Generations of student-athletes have firmly established USC’s reputation as a collegiate athletic powerhouse. These exceptional USC alumni know firsthand the value of academic excellence and the thrill of school pride, and it’s no surprise that many are among the university’s most dedicated supporters. Meet two Trojans who are proud to give back to the programs that put them on the path to success.
David Kirtman ’05
As a high school tailback from outside Seattle, Kirtman was expected to land at the University of Washington. Intrigued by USC’s strong business school and network, however, he paid USC a visit. “The campus, palm trees, weather and people just felt right,” he remembers.
Soon, Kirtman was enrolled as a business major and wore a No. 37 jersey as a Trojan fullback. After graduation, his NFL career included stints with the Seattle Seahawks, San Francisco 49ers and New Orleans Saints. In 2010, he started a new chapter in finance. He is a wealth manager for JP Morgan Private Bank near Seattle.
As a former athlete, he recognizes the character-building opportunities that sports can offer beyond the playing field. He sees USC Athletics as a place to develop not only leadership but also soft and interpersonal skills. “In this age of technology, texting and social media, our interpersonal skills are growing weaker,” he says. “Yet, they make the difference between getting opportunities, jobs and promotions.”

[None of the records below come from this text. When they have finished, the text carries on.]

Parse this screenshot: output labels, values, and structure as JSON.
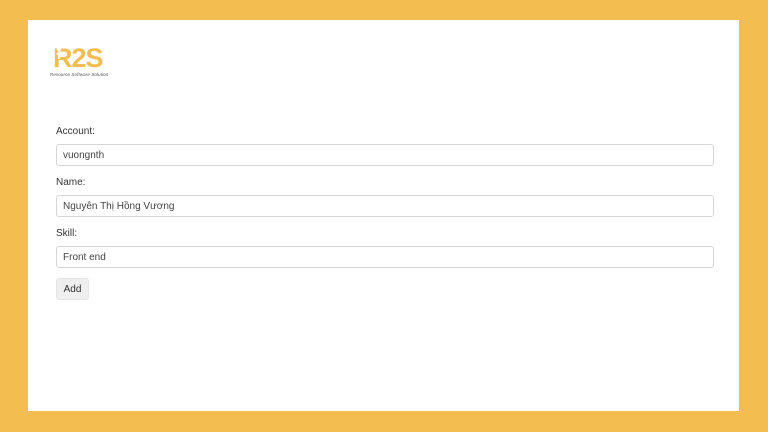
{
  "brand": {
    "logo_text": "R2S",
    "tagline": "Resource Software Solution",
    "color": "#F4BD4F"
  },
  "form": {
    "account": {
      "label": "Account:",
      "value": "vuongnth"
    },
    "name": {
      "label": "Name:",
      "value": "Nguyễn Thị Hồng Vương"
    },
    "skill": {
      "label": "Skill:",
      "value": "Front end"
    },
    "add_label": "Add"
  }
}
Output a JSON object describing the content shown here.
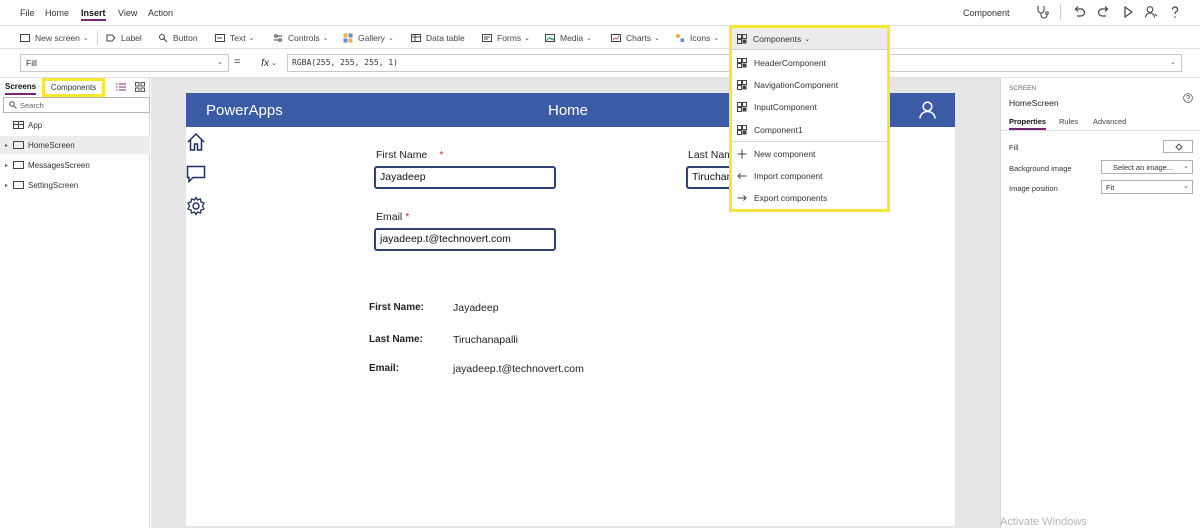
{
  "menu": {
    "items": [
      {
        "label": "File",
        "active": false
      },
      {
        "label": "Home",
        "active": false
      },
      {
        "label": "Insert",
        "active": true
      },
      {
        "label": "View",
        "active": false
      },
      {
        "label": "Action",
        "active": false
      }
    ],
    "right_label": "Component",
    "right_icons": [
      "stethoscope-icon",
      "undo-icon",
      "redo-icon",
      "play-icon",
      "user-icon",
      "help-icon"
    ]
  },
  "ribbon": {
    "items": [
      {
        "label": "New screen",
        "icon": "new-screen-icon",
        "chevron": true
      },
      {
        "label": "Label",
        "icon": "label-icon",
        "chevron": false
      },
      {
        "label": "Button",
        "icon": "button-icon",
        "chevron": false
      },
      {
        "label": "Text",
        "icon": "text-icon",
        "chevron": true
      },
      {
        "label": "Controls",
        "icon": "controls-icon",
        "chevron": true
      },
      {
        "label": "Gallery",
        "icon": "gallery-icon",
        "chevron": true
      },
      {
        "label": "Data table",
        "icon": "data-table-icon",
        "chevron": false
      },
      {
        "label": "Forms",
        "icon": "forms-icon",
        "chevron": true
      },
      {
        "label": "Media",
        "icon": "media-icon",
        "chevron": true
      },
      {
        "label": "Charts",
        "icon": "charts-icon",
        "chevron": true
      },
      {
        "label": "Icons",
        "icon": "icons-icon",
        "chevron": true
      }
    ],
    "components_button": {
      "label": "Components",
      "icon": "components-icon"
    }
  },
  "formula_bar": {
    "property": "Fill",
    "equals": "=",
    "fx": "fx",
    "formula": "RGBA(255, 255, 255, 1)"
  },
  "left_panel": {
    "tabs": {
      "screens": "Screens",
      "components": "Components"
    },
    "search_placeholder": "Search",
    "tree": [
      {
        "label": "App",
        "icon": "app-icon",
        "caret": false,
        "selected": false
      },
      {
        "label": "HomeScreen",
        "icon": "screen-icon",
        "caret": true,
        "selected": true
      },
      {
        "label": "MessagesScreen",
        "icon": "screen-icon",
        "caret": true,
        "selected": false
      },
      {
        "label": "SettingScreen",
        "icon": "screen-icon",
        "caret": true,
        "selected": false
      }
    ]
  },
  "app": {
    "header": {
      "title": "PowerApps",
      "screen_title": "Home"
    },
    "nav_icons": [
      "home-icon",
      "chat-icon",
      "settings-icon"
    ],
    "form": {
      "first_name": {
        "label": "First Name",
        "required_mark": "*",
        "value": "Jayadeep"
      },
      "last_name": {
        "label": "Last Nam",
        "value": "Tiruchan"
      },
      "email": {
        "label": "Email",
        "required_mark": "*",
        "value": "jayadeep.t@technovert.com"
      }
    },
    "summary": [
      {
        "label": "First Name:",
        "value": "Jayadeep"
      },
      {
        "label": "Last Name:",
        "value": "Tiruchanapalli"
      },
      {
        "label": "Email:",
        "value": "jayadeep.t@technovert.com"
      }
    ]
  },
  "components_menu": {
    "items": [
      {
        "label": "HeaderComponent",
        "icon": "component-icon"
      },
      {
        "label": "NavigationComponent",
        "icon": "component-icon"
      },
      {
        "label": "InputComponent",
        "icon": "component-icon"
      },
      {
        "label": "Component1",
        "icon": "component-icon"
      },
      {
        "label": "New component",
        "icon": "plus-icon"
      },
      {
        "label": "Import component",
        "icon": "import-icon"
      },
      {
        "label": "Export components",
        "icon": "export-icon"
      }
    ]
  },
  "right_panel": {
    "kind": "SCREEN",
    "name": "HomeScreen",
    "tabs": [
      "Properties",
      "Rules",
      "Advanced"
    ],
    "active_tab": "Properties",
    "fill_label": "Fill",
    "background_image_label": "Background image",
    "background_image_value": "Select an image...",
    "image_position_label": "Image position",
    "image_position_value": "Fit"
  },
  "watermark": "Activate Windows",
  "colors": {
    "header_blue": "#3b5ba5",
    "highlight_yellow": "#f5e832",
    "accent_purple": "#742774",
    "input_border": "#2e3f77",
    "required_red": "#c72c2c"
  }
}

Over the years, Kirtman’s dedication to USC has remained steadfast. He has supported USC Marshall School of Business, the athletic program and the USC Alumni Association, and he hopes to continue giving back to the programs that did so much for him.
“As alumni, there’s so much power in our USC network,” he says. “It’s our responsibility to grow and sustain that network, helping the people we care about.”
Jennifer Biehn ’95
Like Kirtman, avid golfer Jennifer Biehn ’95 opted to move away from home — she grew up in Scottsdale, Arizona — to attend USC on an athletic scholarship. As a freshman, Biehn recognized the ideal situation she was in. “Having someone pay for my education so I could play golf and go to school — what a blessing that was. Plus, I graduated with no student debt,” says Biehn, the 1994 Pac-10 individual champion.
The communications major now lives in Denver, where she’s a partner at Odgers Berndtson in the division for higher education and sports practice. She’s maintained close ties with USC’s golf program, lending her efforts to events like the Lynn Swann Golf Classic and the USC Alumni Association’s 20-year reunion committee. She credits coach Renee Baumgartner for instilling a guiding principle in her life: “She taught me about accountability.”
To that end, Biehn hopes to repay USC — literally. “There’s a point of pride in giving to USC,” she says. “My goal is to eventually pay my scholarship back.”
Another part of that accountability is helping talented young Trojans experience the opportunities she had as a student-athlete. “I want to wholeheartedly look back at my alma mater and say, ‘Wow, this place is even more amazing than when I left it.’”